What Tim Key does is hard to describe in a nutshell, as is often required in short introductions to interviews with people. He is a poet and a comedian, delivering short verse that somehow manages to be simultaneously mundane and larger than life. Currently touring his new show Single White Slut, alongside writing and planning […]

What Tim Key does is hard to describe in a nutshell, as is often required in short introductions to interviews with people. He is a poet and a comedian, delivering short verse that somehow manages to be simultaneously mundane and larger than life. Currently touring his new show Single White Slut, alongside writing and planning the new series of Late Night Poetry for Radio 4 with his friend and adversary Lord, Tim came to Sheffield at the end of September. We spoke beforehand.

How do you describe what you do to strangers?

Well, poetry, certainly. Then a bit of shouting – if we’re talking about my live show – then a bit of chatting to some audience members. In my one I also have a large bed which is plonked next to me and just sort of sits there. But then it kind of comes into its own after about half an hour. Not as in I go and have a sleep. I mean something happens. But I won’t go into that, because there’s an element of surprise also at play.

Tell us about the new show. Who is the Single White Slut of the title?

Yes. Interesting. I don’t know. I guess it’s me, or the incarnation of me at the centre of my show. But it’s misleading. That guy is a very misfiring Single White Slut. In an ideal world I think he’d be talking about ‘conquests’. In the end he has to make do with recounting ‘failures’. But he’s okay with it I think. He keeps his chin up.

How has Sarah Dowling been involved?

Well, that would be telling. She’s a choreographer and I very much enjoyed working with her. That’s all I’m saying about Sarah Dowling.

I get the impression you’re quite prolific. What percentage of your writing makes it into your shows and what happens to the rest?

[Laughs] Yup, that’s very insightful. I have quite a disposable writing process. I write poems all the time and then try most of them on stage or on Instagram or somewhere. I have a remarkable tolerance for them, but I know some are better than others. So I probably chose 10-15 for this show out of hundreds of possibilities. Theoretically this means they are the cream, but I doubt that’s the case. It’s fairly arbitrary. These ones have just been lucky to survive. The others collect dust in a humungous file on my computer and in little notebooks dotted around my flat.

You came to uni in Sheffield. How did you spend your time up here? Did Sheffield inspire you, poetically?
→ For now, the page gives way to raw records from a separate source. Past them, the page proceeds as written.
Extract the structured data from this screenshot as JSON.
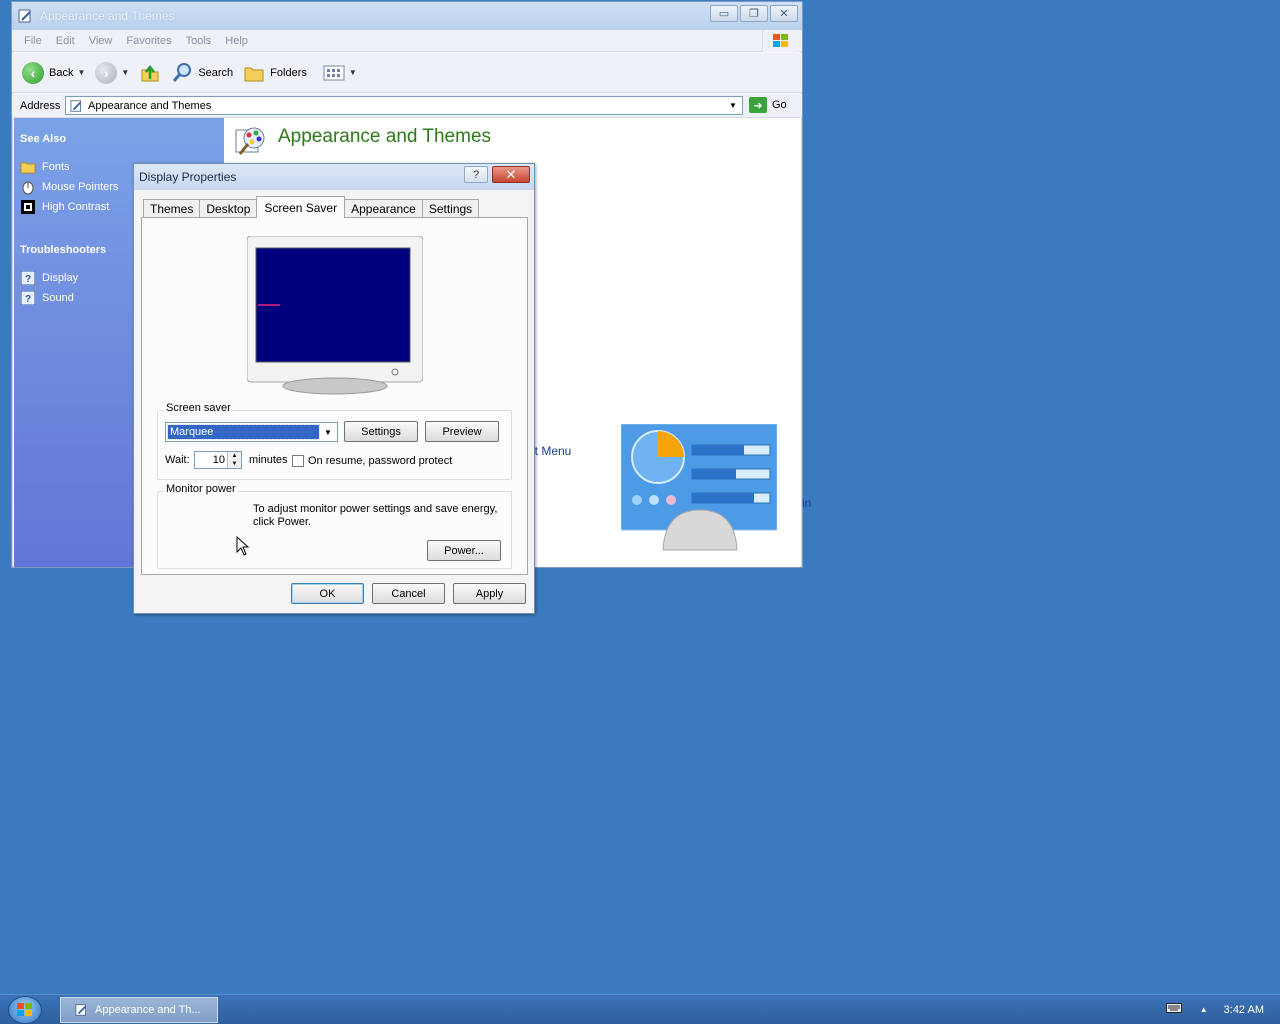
{
  "explorer": {
    "title": "Appearance and Themes",
    "menu": [
      "File",
      "Edit",
      "View",
      "Favorites",
      "Tools",
      "Help"
    ],
    "toolbar": {
      "back": "Back",
      "search": "Search",
      "folders": "Folders"
    },
    "address_label": "Address",
    "address_value": "Appearance and Themes",
    "go_label": "Go",
    "see_also_title": "See Also",
    "see_also": [
      "Fonts",
      "Mouse Pointers",
      "High Contrast"
    ],
    "troubleshooters_title": "Troubleshooters",
    "troubleshooters": [
      "Display",
      "Sound"
    ],
    "page_title": "Appearance and Themes",
    "fragment_start_menu": "art Menu",
    "fragment_in": "in"
  },
  "dialog": {
    "title": "Display Properties",
    "help": "?",
    "tabs": [
      "Themes",
      "Desktop",
      "Screen Saver",
      "Appearance",
      "Settings"
    ],
    "active_tab": "Screen Saver",
    "screensaver_group": "Screen saver",
    "screensaver_value": "Marquee",
    "settings_button": "Settings",
    "preview_button": "Preview",
    "wait_label": "Wait:",
    "wait_value": "10",
    "minutes_label": "minutes",
    "password_checkbox": "On resume, password protect",
    "password_checked": false,
    "monitor_group": "Monitor power",
    "monitor_text_1": "To adjust monitor power settings and save energy,",
    "monitor_text_2": "click Power.",
    "power_button": "Power...",
    "ok": "OK",
    "cancel": "Cancel",
    "apply": "Apply",
    "preview_screen_color": "#00007f"
  },
  "taskbar": {
    "task_label": "Appearance and Th...",
    "clock": "3:42 AM"
  },
  "colors": {
    "desktop": "#3a7bbf",
    "link_green": "#2c7a1a",
    "selection": "#3166c5"
  }
}
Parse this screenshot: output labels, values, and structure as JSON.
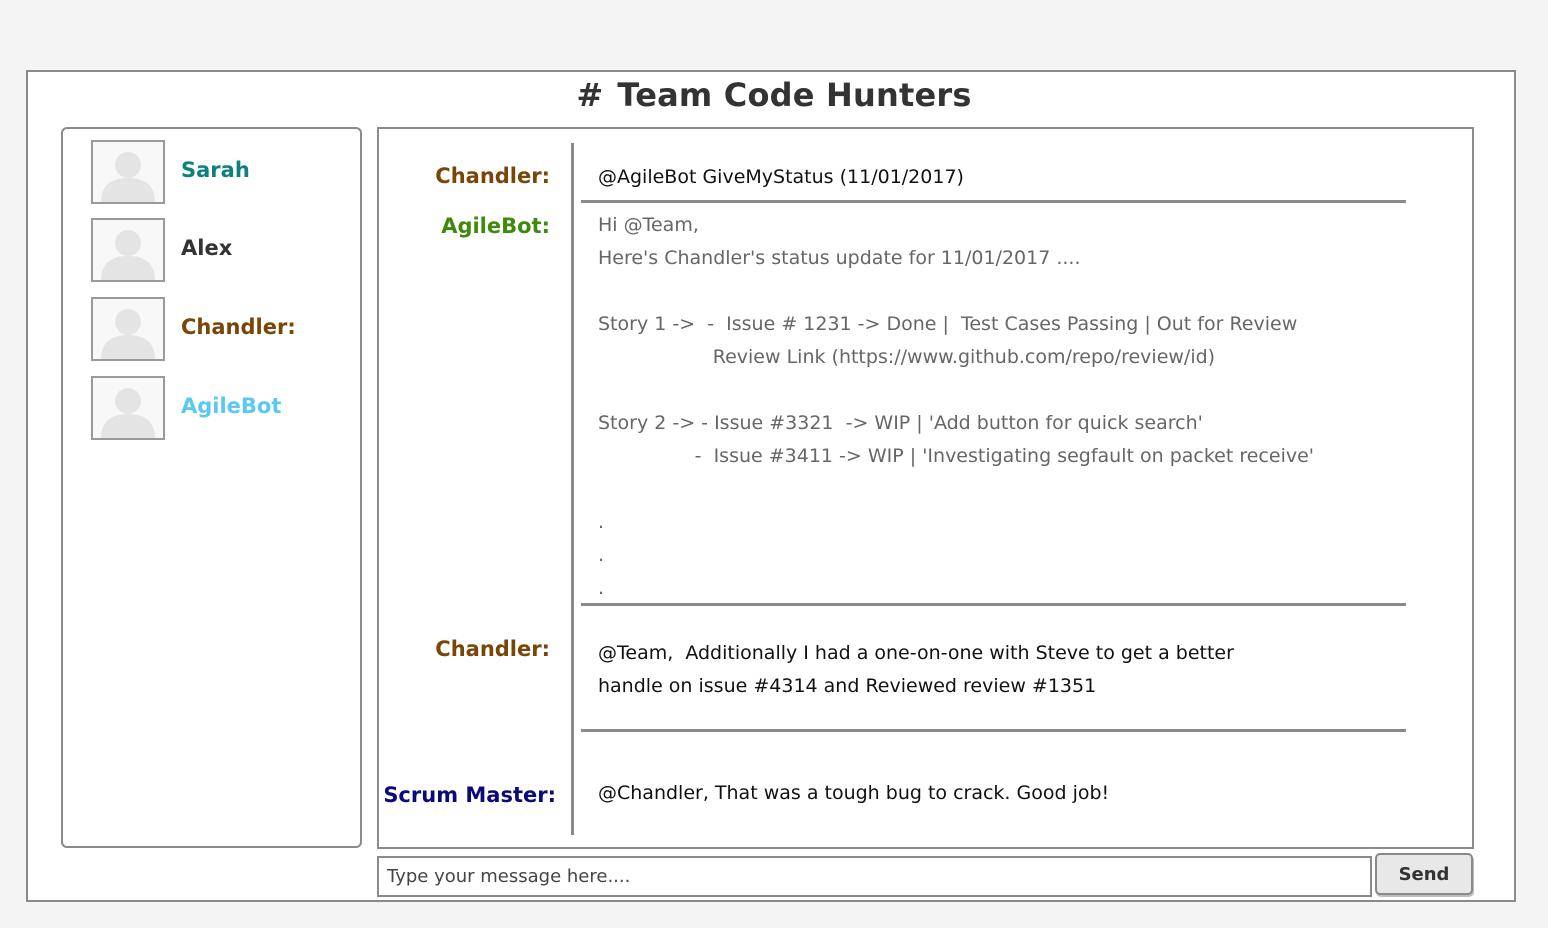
{
  "channel": {
    "hash": "#",
    "name": "Team Code Hunters"
  },
  "sidebar": {
    "users": [
      {
        "name": "Sarah",
        "color": "#0f7f80"
      },
      {
        "name": "Alex",
        "color": "#333333"
      },
      {
        "name": "Chandler:",
        "color": "#7a4607"
      },
      {
        "name": "AgileBot",
        "color": "#5ac8f5"
      }
    ]
  },
  "messages": [
    {
      "sender": "Chandler:",
      "sender_color": "#7a4607",
      "lines": [
        "@AgileBot GiveMyStatus (11/01/2017)"
      ]
    },
    {
      "sender": "AgileBot:",
      "sender_color": "#3f8a0a",
      "lines": [
        "Hi @Team,",
        "Here's Chandler's status update for 11/01/2017 ....",
        "",
        "Story 1 ->  -  Issue # 1231 -> Done |  Test Cases Passing | Out for Review",
        "                   Review Link (https://www.github.com/repo/review/id)",
        "",
        "Story 2 -> - Issue #3321  -> WIP | 'Add button for quick search'",
        "                -  Issue #3411 -> WIP | 'Investigating segfault on packet receive'",
        "",
        ".",
        ".",
        "."
      ]
    },
    {
      "sender": "Chandler:",
      "sender_color": "#7a4607",
      "lines": [
        "@Team,  Additionally I had a one-on-one with Steve to get a better",
        "handle on issue #4314 and Reviewed review #1351"
      ]
    },
    {
      "sender": "Scrum Master:",
      "sender_color": "#0a0a78",
      "lines": [
        "@Chandler, That was a tough bug to crack. Good job!"
      ]
    }
  ],
  "composer": {
    "placeholder": "Type your message here....",
    "send_label": "Send"
  }
}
I loved Sheffield, yes. I was a very hard-working little boy, plunging myself into my studies. I took Russian, so it was a bit too difficult and I had to drink coffee way into the night and learn how to say things in Russian. I did some plays when I was up there though, and played some low-level football at Goodwin. In terms of inspiration, I wasn’t writing then but I’m sure the damp beauty of Sheffield and its environs was all being logged somewhere, and now drives me on.

How genuine is your rivalry with Lord? And what’s the story behind his nickname?

Mm. No, not very genuine. If it was I’d be in a bit of trouble. He is wildly successful. He has a wife and keeps getting nominated for BAFTAs. If I didn’t like him, I’d hate him. The Lord nickname has two origins: (1) he used to be my landlord, which is neat but it wasn’t really the reason, and (2) he once claimed he had a lift in his family home, which is the reason but which isn’t very neat because it’s confusing.

Will there be more Late Night Poetry Shows? Do you have any themes planned out yet?

Yes there will. I’m writing them now. Themes this year will include space, sleep and potentially dating. I love writing them. I am fortunate to have Lord on tap, so can make his character into a right plonker. But he usually wins anyway. I think we’re recording them in the new year.

How has your style of performance and delivery has changed over the years?

It definitely has somehow. I think when I started doing it I was more of a character type thing. I played it drunk and kind of staggered about wearing an ill-fitting suit covered in Grolsch. When I did my second show, Lord’s wife said she liked it more when I was more charming. And that’s the way it went then. He’s more like a normal person (but a dangerous one). It means I can get away with talking about sordid stuff I think.

What’s the best way to overcome writer’s block?

For me, writing horseshit little poems. I know they won’t see the light of day, so I can just knock them out until they become funny to me again. The other way is probably just to leave it for a bit. Go and have a run or a walk or stand still, but nowhere near your work.

What advice do you have for aspiring writers?

Write loads. All that stuff about 10,000 hours is really true I think. The more you do it, the more you work out what works for you. Hopefully aspiring writers like to write though. It’s hard to do it when it feels like a slog. The best stuff comes when you’re enjoying writing it. That might be all wrong. But it feels like maybe it’s not.

Sam Walby